Exercise prompt:
Should a line below contain the word "icon", report it.

*** Provided information ***

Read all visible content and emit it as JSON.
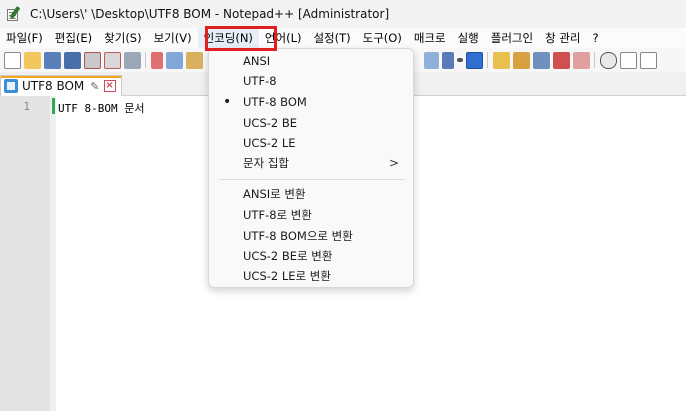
{
  "titlebar": {
    "app_icon": "notepad-icon",
    "title": "C:\\Users\\'       \\Desktop\\UTF8 BOM - Notepad++ [Administrator]"
  },
  "menubar": {
    "items": [
      {
        "label": "파일(F)"
      },
      {
        "label": "편집(E)"
      },
      {
        "label": "찾기(S)"
      },
      {
        "label": "보기(V)"
      },
      {
        "label": "인코딩(N)"
      },
      {
        "label": "언어(L)"
      },
      {
        "label": "설정(T)"
      },
      {
        "label": "도구(O)"
      },
      {
        "label": "매크로"
      },
      {
        "label": "실행"
      },
      {
        "label": "플러그인"
      },
      {
        "label": "창 관리"
      },
      {
        "label": "?"
      }
    ],
    "highlight_color": "#e02020"
  },
  "tab": {
    "label": "UTF8 BOM",
    "pin_icon": "pin-icon",
    "close_icon": "close-icon",
    "accent_color": "#f5a623"
  },
  "editor": {
    "line_number": "1",
    "line_text": "UTF 8-BOM 문서"
  },
  "encoding_menu": {
    "items": [
      {
        "label": "ANSI"
      },
      {
        "label": "UTF-8"
      },
      {
        "label": "UTF-8 BOM"
      },
      {
        "label": "UCS-2 BE"
      },
      {
        "label": "UCS-2 LE"
      },
      {
        "label": "문자 집합"
      },
      {
        "label": "ANSI로 변환"
      },
      {
        "label": "UTF-8로 변환"
      },
      {
        "label": "UTF-8 BOM으로 변환"
      },
      {
        "label": "UCS-2 BE로 변환"
      },
      {
        "label": "UCS-2 LE로 변환"
      }
    ],
    "selected_marker": "•",
    "submenu_arrow": ">"
  }
}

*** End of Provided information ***

Exercise output:
    "app_icon": "notepad-icon",
    "pin_icon": "pin-icon",
    "close_icon": "close-icon",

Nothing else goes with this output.